━━━ Records provided ━━━
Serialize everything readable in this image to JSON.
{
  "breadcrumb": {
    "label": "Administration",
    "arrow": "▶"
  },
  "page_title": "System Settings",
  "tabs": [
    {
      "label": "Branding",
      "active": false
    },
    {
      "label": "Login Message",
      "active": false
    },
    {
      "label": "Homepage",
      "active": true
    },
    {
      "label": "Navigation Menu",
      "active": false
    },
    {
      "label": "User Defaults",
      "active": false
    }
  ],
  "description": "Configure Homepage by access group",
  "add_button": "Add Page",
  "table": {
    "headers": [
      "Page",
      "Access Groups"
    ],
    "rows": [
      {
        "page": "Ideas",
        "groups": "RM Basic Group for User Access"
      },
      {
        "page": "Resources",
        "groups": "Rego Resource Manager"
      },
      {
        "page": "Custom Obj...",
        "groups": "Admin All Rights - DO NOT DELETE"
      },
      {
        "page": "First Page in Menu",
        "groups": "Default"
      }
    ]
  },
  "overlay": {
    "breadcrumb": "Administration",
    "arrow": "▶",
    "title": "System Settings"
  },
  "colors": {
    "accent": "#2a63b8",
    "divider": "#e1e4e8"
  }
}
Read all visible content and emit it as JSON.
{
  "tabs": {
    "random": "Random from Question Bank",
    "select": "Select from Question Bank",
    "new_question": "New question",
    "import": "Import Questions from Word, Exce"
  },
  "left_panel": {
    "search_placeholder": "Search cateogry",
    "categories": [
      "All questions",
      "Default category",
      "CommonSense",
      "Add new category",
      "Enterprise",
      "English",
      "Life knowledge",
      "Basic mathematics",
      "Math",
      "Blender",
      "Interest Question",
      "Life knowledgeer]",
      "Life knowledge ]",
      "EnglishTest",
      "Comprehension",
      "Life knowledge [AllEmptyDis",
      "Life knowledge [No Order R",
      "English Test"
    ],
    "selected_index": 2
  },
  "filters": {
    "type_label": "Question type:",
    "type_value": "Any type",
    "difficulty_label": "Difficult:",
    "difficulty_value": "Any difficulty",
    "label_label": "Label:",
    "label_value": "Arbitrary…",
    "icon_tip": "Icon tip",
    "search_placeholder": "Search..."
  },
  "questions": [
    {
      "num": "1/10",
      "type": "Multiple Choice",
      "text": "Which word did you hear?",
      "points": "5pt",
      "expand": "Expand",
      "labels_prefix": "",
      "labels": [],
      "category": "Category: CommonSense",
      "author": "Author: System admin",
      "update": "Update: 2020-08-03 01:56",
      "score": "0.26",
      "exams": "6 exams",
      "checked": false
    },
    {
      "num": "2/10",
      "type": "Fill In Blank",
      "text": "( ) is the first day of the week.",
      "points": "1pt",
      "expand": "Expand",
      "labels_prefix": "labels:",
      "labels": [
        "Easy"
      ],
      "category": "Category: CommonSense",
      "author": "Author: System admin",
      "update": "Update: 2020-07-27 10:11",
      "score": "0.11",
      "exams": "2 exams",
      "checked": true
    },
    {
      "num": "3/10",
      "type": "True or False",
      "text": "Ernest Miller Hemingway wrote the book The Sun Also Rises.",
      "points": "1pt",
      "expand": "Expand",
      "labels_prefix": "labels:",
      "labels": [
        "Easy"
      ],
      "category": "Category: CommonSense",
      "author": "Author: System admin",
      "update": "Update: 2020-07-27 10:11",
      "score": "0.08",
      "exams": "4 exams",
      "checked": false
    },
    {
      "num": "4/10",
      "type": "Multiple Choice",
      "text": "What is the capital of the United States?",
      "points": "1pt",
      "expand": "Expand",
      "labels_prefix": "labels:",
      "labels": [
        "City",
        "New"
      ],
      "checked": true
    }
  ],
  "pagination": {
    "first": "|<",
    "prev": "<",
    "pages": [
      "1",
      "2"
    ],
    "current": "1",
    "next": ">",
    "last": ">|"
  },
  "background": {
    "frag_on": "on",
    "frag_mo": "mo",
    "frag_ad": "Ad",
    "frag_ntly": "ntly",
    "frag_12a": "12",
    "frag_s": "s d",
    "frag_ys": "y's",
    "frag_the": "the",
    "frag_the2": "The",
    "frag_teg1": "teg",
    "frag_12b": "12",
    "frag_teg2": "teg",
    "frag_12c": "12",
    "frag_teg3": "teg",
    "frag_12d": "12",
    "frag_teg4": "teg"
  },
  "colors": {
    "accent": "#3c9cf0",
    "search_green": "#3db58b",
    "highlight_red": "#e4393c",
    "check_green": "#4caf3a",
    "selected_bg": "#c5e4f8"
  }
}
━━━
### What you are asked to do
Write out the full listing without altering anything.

### Exercise result
Serialize everything readable in this image to JSON.
{
  "breadcrumb": {
    "label": "Administration",
    "arrow": "▶"
  },
  "page_title": "System Settings",
  "tabs": [
    {
      "label": "Branding",
      "active": false
    },
    {
      "label": "Login Message",
      "active": false
    },
    {
      "label": "Homepage",
      "active": true
    },
    {
      "label": "Navigation Menu",
      "active": false
    },
    {
      "label": "User Defaults",
      "active": false
    }
  ],
  "description": "Configure Homepage by access group",
  "add_button": "Add Page",
  "table": {
    "headers": [
      "Page",
      "Access Groups"
    ],
    "rows": [
      {
        "page": "Ideas",
        "groups": "RM Basic Group for User Access"
      },
      {
        "page": "Resources",
        "groups": "Rego Resource Manager"
      },
      {
        "page": "Custom Obj...",
        "groups": "Admin All Rights - DO NOT DELETE"
      },
      {
        "page": "First Page in Menu",
        "groups": "Default"
      }
    ]
  },
  "overlay": {
    "breadcrumb": "Administration",
    "arrow": "▶",
    "title": "System Settings"
  },
  "colors": {
    "accent": "#2a63b8",
    "divider": "#e1e4e8"
  }
}
Read all visible content and emit it as JSON.
{
  "tabs": {
    "random": "Random from Question Bank",
    "select": "Select from Question Bank",
    "new_question": "New question",
    "import": "Import Questions from Word, Exce"
  },
  "left_panel": {
    "search_placeholder": "Search cateogry",
    "categories": [
      "All questions",
      "Default category",
      "CommonSense",
      "Add new category",
      "Enterprise",
      "English",
      "Life knowledge",
      "Basic mathematics",
      "Math",
      "Blender",
      "Interest Question",
      "Life knowledgeer]",
      "Life knowledge ]",
      "EnglishTest",
      "Comprehension",
      "Life knowledge [AllEmptyDis",
      "Life knowledge [No Order R",
      "English Test"
    ],
    "selected_index": 2
  },
  "filters": {
    "type_label": "Question type:",
    "type_value": "Any type",
    "difficulty_label": "Difficult:",
    "difficulty_value": "Any difficulty",
    "label_label": "Label:",
    "label_value": "Arbitrary…",
    "icon_tip": "Icon tip",
    "search_placeholder": "Search..."
  },
  "questions": [
    {
      "num": "1/10",
      "type": "Multiple Choice",
      "text": "Which word did you hear?",
      "points": "5pt",
      "expand": "Expand",
      "labels_prefix": "",
      "labels": [],
      "category": "Category: CommonSense",
      "author": "Author: System admin",
      "update": "Update: 2020-08-03 01:56",
      "score": "0.26",
      "exams": "6 exams",
      "checked": false
    },
    {
      "num": "2/10",
      "type": "Fill In Blank",
      "text": "( ) is the first day of the week.",
      "points": "1pt",
      "expand": "Expand",
      "labels_prefix": "labels:",
      "labels": [
        "Easy"
      ],
      "category": "Category: CommonSense",
      "author": "Author: System admin",
      "update": "Update: 2020-07-27 10:11",
      "score": "0.11",
      "exams": "2 exams",
      "checked": true
    },
    {
      "num": "3/10",
      "type": "True or False",
      "text": "Ernest Miller Hemingway wrote the book The Sun Also Rises.",
      "points": "1pt",
      "expand": "Expand",
      "labels_prefix": "labels:",
      "labels": [
        "Easy"
      ],
      "category": "Category: CommonSense",
      "author": "Author: System admin",
      "update": "Update: 2020-07-27 10:11",
      "score": "0.08",
      "exams": "4 exams",
      "checked": false
    },
    {
      "num": "4/10",
      "type": "Multiple Choice",
      "text": "What is the capital of the United States?",
      "points": "1pt",
      "expand": "Expand",
      "labels_prefix": "labels:",
      "labels": [
        "City",
        "New"
      ],
      "checked": true
    }
  ],
  "pagination": {
    "first": "|<",
    "prev": "<",
    "pages": [
      "1",
      "2"
    ],
    "current": "1",
    "next": ">",
    "last": ">|"
  },
  "background": {
    "frag_on": "on",
    "frag_mo": "mo",
    "frag_ad": "Ad",
    "frag_ntly": "ntly",
    "frag_12a": "12",
    "frag_s": "s d",
    "frag_ys": "y's",
    "frag_the": "the",
    "frag_the2": "The",
    "frag_teg1": "teg",
    "frag_12b": "12",
    "frag_teg2": "teg",
    "frag_12c": "12",
    "frag_teg3": "teg",
    "frag_12d": "12",
    "frag_teg4": "teg"
  },
  "colors": {
    "accent": "#3c9cf0",
    "search_green": "#3db58b",
    "highlight_red": "#e4393c",
    "check_green": "#4caf3a",
    "selected_bg": "#c5e4f8"
  }
}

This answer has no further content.